Running with

101. The Graphic Arts

A typical morning for me. I have been up all night, have bathed and now relax in a yukata, sitting in the reading chair by the windows before going to bed. It is nearing summer and daybreak comes early. I donít need electric lights to read. Cardiff continues to have blue-sky day after blue-sky day with less of the expected rains. The windows of my apartment face southeast and the moment that the rising sun tops the taller buildings on the Hayes, I must pull the drapes closed to protect the art on the walls from direct sunlight.

In the bath, I read paperbacks. In bed, I read from my Kindle which provides its own light. In my chair, I pursue my favorite mode of reading, a hardcover book, preferably octavo size. These days it is just such a perfectly sized book, Running with Sherman by Christopher McDougall. This is a true account of the rescue of an abused burro who recovers so well that McDougall intends to enter himself and Sherman in the International Leadville [Colorado] Pack Burro Race. I can guess the ending, as Iím not yet there.

I am enjoying the book, but this isnít meant to be a book review. I paused to ponder the wonderful fit of the book in my hands, the right size, weight, and thickness. The right size book is a tactile pleasure. This is simply a hardy trade book. Taking the time to appreciate it, I am enamored with its physicality, captivated by the intrinsic idea of a book. Opening its cover is lifting the lid of a coffer to learn what wealth it might contain. A fine press book is the enhancement of that content. This doesnít happen to be a fine press book.

What is the cause of this spark inside me when I see text and illustration combined in a fine press book?

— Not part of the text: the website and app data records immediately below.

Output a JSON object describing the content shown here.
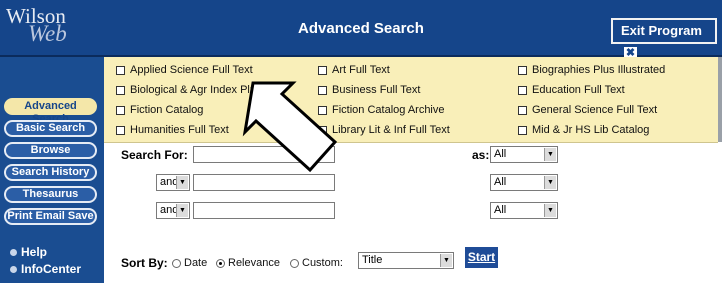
{
  "header": {
    "logo_line1": "Wilson",
    "logo_line2": "Web",
    "title": "Advanced Search",
    "exit_label": "Exit Program",
    "exit_glyph": "✖"
  },
  "sidebar": {
    "buttons": [
      "Advanced Search",
      "Basic Search",
      "Browse",
      "Search History",
      "Thesaurus",
      "Print Email Save"
    ],
    "links": [
      "Help",
      "InfoCenter"
    ]
  },
  "databases": {
    "col1": [
      "Applied Science Full Text",
      "Biological & Agr Index Plus",
      "Fiction Catalog",
      "Humanities Full Text"
    ],
    "col2": [
      "Art Full Text",
      "Business Full Text",
      "Fiction Catalog Archive",
      "Library Lit & Inf Full Text"
    ],
    "col3": [
      "Biographies Plus Illustrated",
      "Education Full Text",
      "General Science Full Text",
      "Mid & Jr HS Lib Catalog"
    ]
  },
  "search": {
    "search_for_label": "Search For:",
    "as_label": "as:",
    "rows": [
      {
        "operator": "",
        "value": "",
        "as": "All"
      },
      {
        "operator": "and",
        "value": "",
        "as": "All"
      },
      {
        "operator": "and",
        "value": "",
        "as": "All"
      }
    ]
  },
  "sort": {
    "label": "Sort By:",
    "options": [
      "Date",
      "Relevance",
      "Custom:"
    ],
    "selected": "Relevance",
    "custom_value": "Title"
  },
  "start_label": "Start",
  "colors": {
    "header_bg": "#15458a",
    "panel_bg": "#f9efb9",
    "active_button": "#f4e7a9"
  }
}
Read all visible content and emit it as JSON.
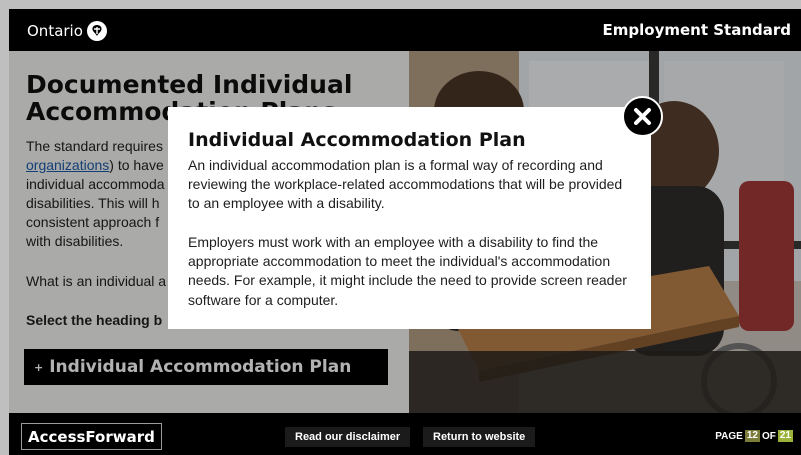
{
  "header": {
    "brand": "Ontario",
    "course_title": "Employment Standard"
  },
  "page": {
    "heading": "Documented Individual Accommodation Plans",
    "intro_prefix": "The standard requires",
    "intro_link": "organizations",
    "intro_lines": [
      ") to have",
      "individual accommoda",
      "disabilities. This will h",
      "consistent approach f",
      "with disabilities."
    ],
    "question": "What is an individual a",
    "select_label": "Select the heading b",
    "accordion_label": "Individual Accommodation Plan",
    "accordion_icon": "plus-icon"
  },
  "modal": {
    "title": "Individual Accommodation Plan",
    "paragraph1": "An individual accommodation plan is a formal way of recording and reviewing the workplace-related accommodations that will be provided to an employee with a disability.",
    "paragraph2": "Employers must work with an employee with a disability to find the appropriate accommodation to meet the individual's accommodation needs. For example, it might include the need to provide screen reader software for a computer.",
    "close_icon": "close-icon"
  },
  "footer": {
    "logo": "AccessForward",
    "disclaimer_button": "Read our disclaimer",
    "return_button": "Return to website",
    "page_label": "PAGE",
    "page_current": "12",
    "page_of": "OF",
    "page_total": "21"
  }
}
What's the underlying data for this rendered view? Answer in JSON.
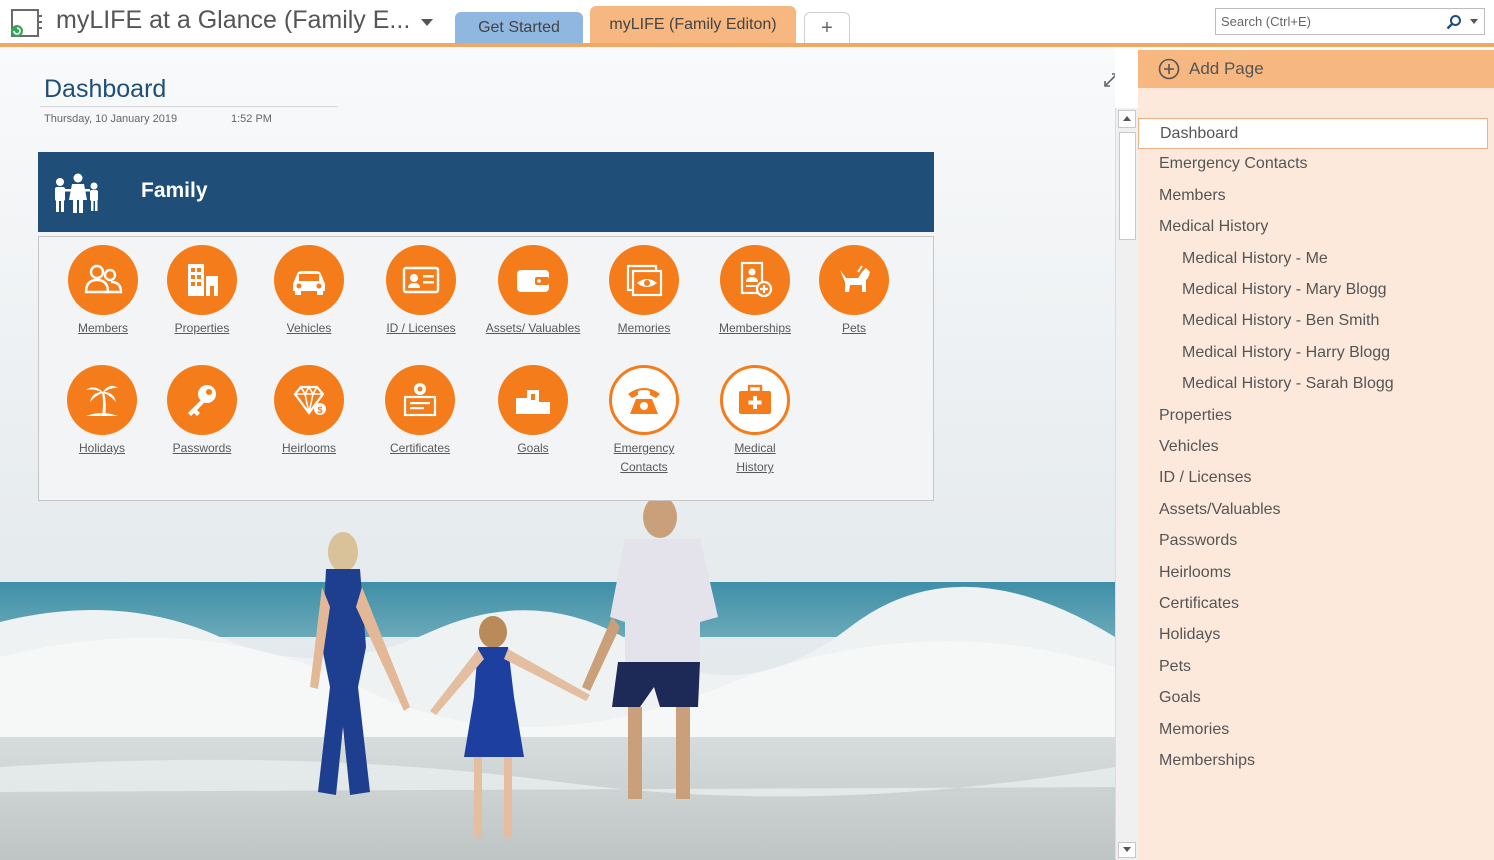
{
  "titlebar": {
    "notebook_title": "myLIFE at a Glance (Family E...",
    "tabs": [
      {
        "label": "Get Started"
      },
      {
        "label": "myLIFE (Family Editon)"
      },
      {
        "label": "+"
      }
    ],
    "search_placeholder": "Search (Ctrl+E)"
  },
  "page": {
    "title": "Dashboard",
    "date": "Thursday, 10 January 2019",
    "time": "1:52 PM"
  },
  "section": {
    "title": "Family"
  },
  "tiles": [
    {
      "label": "Members",
      "icon": "members-icon"
    },
    {
      "label": "Properties",
      "icon": "properties-icon"
    },
    {
      "label": "Vehicles",
      "icon": "vehicle-icon"
    },
    {
      "label": "ID / Licenses",
      "icon": "id-card-icon"
    },
    {
      "label": "Assets/ Valuables",
      "icon": "wallet-icon"
    },
    {
      "label": "Memories",
      "icon": "photo-eye-icon"
    },
    {
      "label": "Memberships",
      "icon": "membership-card-icon"
    },
    {
      "label": "Pets",
      "icon": "dog-icon"
    },
    {
      "label": "Holidays",
      "icon": "palm-tree-icon"
    },
    {
      "label": "Passwords",
      "icon": "key-icon"
    },
    {
      "label": "Heirlooms",
      "icon": "diamond-icon"
    },
    {
      "label": "Certificates",
      "icon": "certificate-icon"
    },
    {
      "label": "Goals",
      "icon": "podium-icon"
    },
    {
      "label": "Emergency",
      "label2": "Contacts",
      "icon": "phone-icon"
    },
    {
      "label": "Medical",
      "label2": "History",
      "icon": "medical-kit-icon"
    }
  ],
  "pages_pane": {
    "add_page_label": "Add Page",
    "pages": [
      {
        "label": "Dashboard",
        "selected": true
      },
      {
        "label": "Emergency Contacts"
      },
      {
        "label": "Members"
      },
      {
        "label": "Medical History"
      },
      {
        "label": "Medical History - Me",
        "indent": 1
      },
      {
        "label": "Medical History - Mary Blogg",
        "indent": 1
      },
      {
        "label": "Medical History - Ben Smith",
        "indent": 1
      },
      {
        "label": "Medical History - Harry Blogg",
        "indent": 1
      },
      {
        "label": "Medical History - Sarah Blogg",
        "indent": 1
      },
      {
        "label": "Properties"
      },
      {
        "label": "Vehicles"
      },
      {
        "label": "ID / Licenses"
      },
      {
        "label": "Assets/Valuables"
      },
      {
        "label": "Passwords"
      },
      {
        "label": "Heirlooms"
      },
      {
        "label": "Certificates"
      },
      {
        "label": "Holidays"
      },
      {
        "label": "Pets"
      },
      {
        "label": "Goals"
      },
      {
        "label": "Memories"
      },
      {
        "label": "Memberships"
      }
    ]
  },
  "colors": {
    "accent_orange": "#f47c1a",
    "tab_orange": "#f7b781",
    "tab_blue": "#8fb7e0",
    "section_navy": "#1f4e79",
    "pane_peach": "#fde9dc"
  }
}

I see a very long history of those who shared this passion. There it is in the Japanese emakimono. The emakimono is a book in scroll form combining calligraphy and painting to tell a story. One views it like a slow motion film, unrolling it from one end while rolling up the other, a progression of scenes drift by. A similar effect is achieved with Japanís contemporary manga. The emakimono goes back to at least the 10th century, a portable museum. These handscrolls are marked with red seals. Those are the stamped signatures of the scrollís owners, like bookplates on the endpaper inside a bookís front cover. In later years, artists also signed their works with similar red seals.

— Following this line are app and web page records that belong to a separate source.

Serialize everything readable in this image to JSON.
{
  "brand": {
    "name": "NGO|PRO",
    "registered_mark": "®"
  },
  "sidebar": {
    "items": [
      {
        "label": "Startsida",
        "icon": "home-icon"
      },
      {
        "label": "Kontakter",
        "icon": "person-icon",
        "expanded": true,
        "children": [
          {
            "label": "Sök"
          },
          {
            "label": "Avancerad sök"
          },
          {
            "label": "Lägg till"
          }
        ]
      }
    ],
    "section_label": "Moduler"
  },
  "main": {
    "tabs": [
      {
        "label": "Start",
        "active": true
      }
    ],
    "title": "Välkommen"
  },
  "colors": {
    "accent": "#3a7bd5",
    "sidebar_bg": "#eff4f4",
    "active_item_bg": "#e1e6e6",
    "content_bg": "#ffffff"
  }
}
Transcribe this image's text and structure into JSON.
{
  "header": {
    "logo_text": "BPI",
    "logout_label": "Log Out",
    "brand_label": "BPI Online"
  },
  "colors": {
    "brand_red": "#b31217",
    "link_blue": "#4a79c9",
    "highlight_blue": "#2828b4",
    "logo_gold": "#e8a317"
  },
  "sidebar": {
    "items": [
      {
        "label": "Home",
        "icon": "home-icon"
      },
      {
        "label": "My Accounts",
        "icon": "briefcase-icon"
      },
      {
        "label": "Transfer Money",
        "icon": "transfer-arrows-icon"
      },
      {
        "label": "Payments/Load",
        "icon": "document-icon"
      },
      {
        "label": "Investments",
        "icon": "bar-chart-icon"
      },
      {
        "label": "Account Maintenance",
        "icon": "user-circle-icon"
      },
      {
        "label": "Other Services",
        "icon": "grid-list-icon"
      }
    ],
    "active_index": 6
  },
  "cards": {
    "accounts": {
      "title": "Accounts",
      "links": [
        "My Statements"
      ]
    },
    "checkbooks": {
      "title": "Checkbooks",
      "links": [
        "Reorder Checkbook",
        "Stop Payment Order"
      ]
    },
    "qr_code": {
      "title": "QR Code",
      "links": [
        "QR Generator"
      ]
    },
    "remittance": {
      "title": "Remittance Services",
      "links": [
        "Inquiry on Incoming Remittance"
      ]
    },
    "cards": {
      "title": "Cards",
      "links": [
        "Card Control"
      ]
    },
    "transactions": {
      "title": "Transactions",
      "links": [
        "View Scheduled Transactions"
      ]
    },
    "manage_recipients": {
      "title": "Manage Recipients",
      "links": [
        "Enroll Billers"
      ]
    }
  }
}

The Japanese did not invent this graphic art, but learned it from the Chinese. The landscape scrolls of China evolved into the narrative scrolls of Japan. Nor had the Chinese invented it. Scrolls travelled with Buddhism from India. Sutra means string or thread in Sanskrit, as in the thread that binds or sews. The Japanese and Chinese painted on paper and silk. The patachitra of India were cloth, and they werenít always rolled into scrolls, but sometimes were folded zig-zagging accordion style, closely resembling a codex. In the Library of Congress is the Gandhara scroll made of birch bark. 2,000 years old, it is one of the oldest Buddhist manuscripts.

We can go back 4,000 years to find the oldest illustrated book, an Egyptian scroll on leather at a time when most would have been papyrus. It was Coffin Texts, hieroglyphs combined with illustrations, and containing The Book of Two Ways, a guide to help the dead navigate the afterlife. Eight feet long and written on both sides, it predated the Egyptian Book of the Dead.

Before the graphic arts were made portable in books (scrolls), they were carved into stone. Iíve seen this at the Metropolitan Museum of Art. Iíve seen this at the British Museum. The museums brought back ancient stones from Mesopotamia on which we can see rows of cuneiform flowing across bas reliefs. Lamassu, a winged bull or lion with the head of a bearded man, a deity to guard the gates of Babylon, there is often cuneiform between his legs. Is this not the earliest form of graphic art?

And then when I consider cave paintings, what I think I am seeing are illustrations missing their text. The storytellers had not yet invented writing. I feel sure there were stories that were relayed orally.

By the way, where are the practice sketches that led to the finished paintings in the Lascaux Cave, in Chauvet-Pont-díArc, and Cueve del Castillo? These skills could not have appeared all of a sudden. I suspect Neanderthal and Cro-Magnon dispersed illustrations everywhere through the region, but in the open they eventually decayed, were erased by thousands of years of weather leaving only the works deep in caves.

Back to the book that would have been on my lap had I not decided to write. I am very much enjoying Running with Sherman. While not a fine press book, it is sturdy, a utilitarian construction that will last generations. It has more aesthetic value than would a Kindle edition. Iím not unhappy with the photographs that are included in Running with Sherman, but it would have been far more beautiful if illustrated with many drawings. An artist could have captured more moments and perspectives that the camera this time missed.

The sun has not yet breached the rooftop of the Hayes Apartments. There is still time to do a little more reading before I have to close the drapes.

Mr Bentzman will continue to report here regularly about the events and concerns of his life. If you've any comments or suggestions,
he would be pleased to hear from you. 

You can find his several books at Enshrined Inside Me, his second collection of essays, is now available to purchase.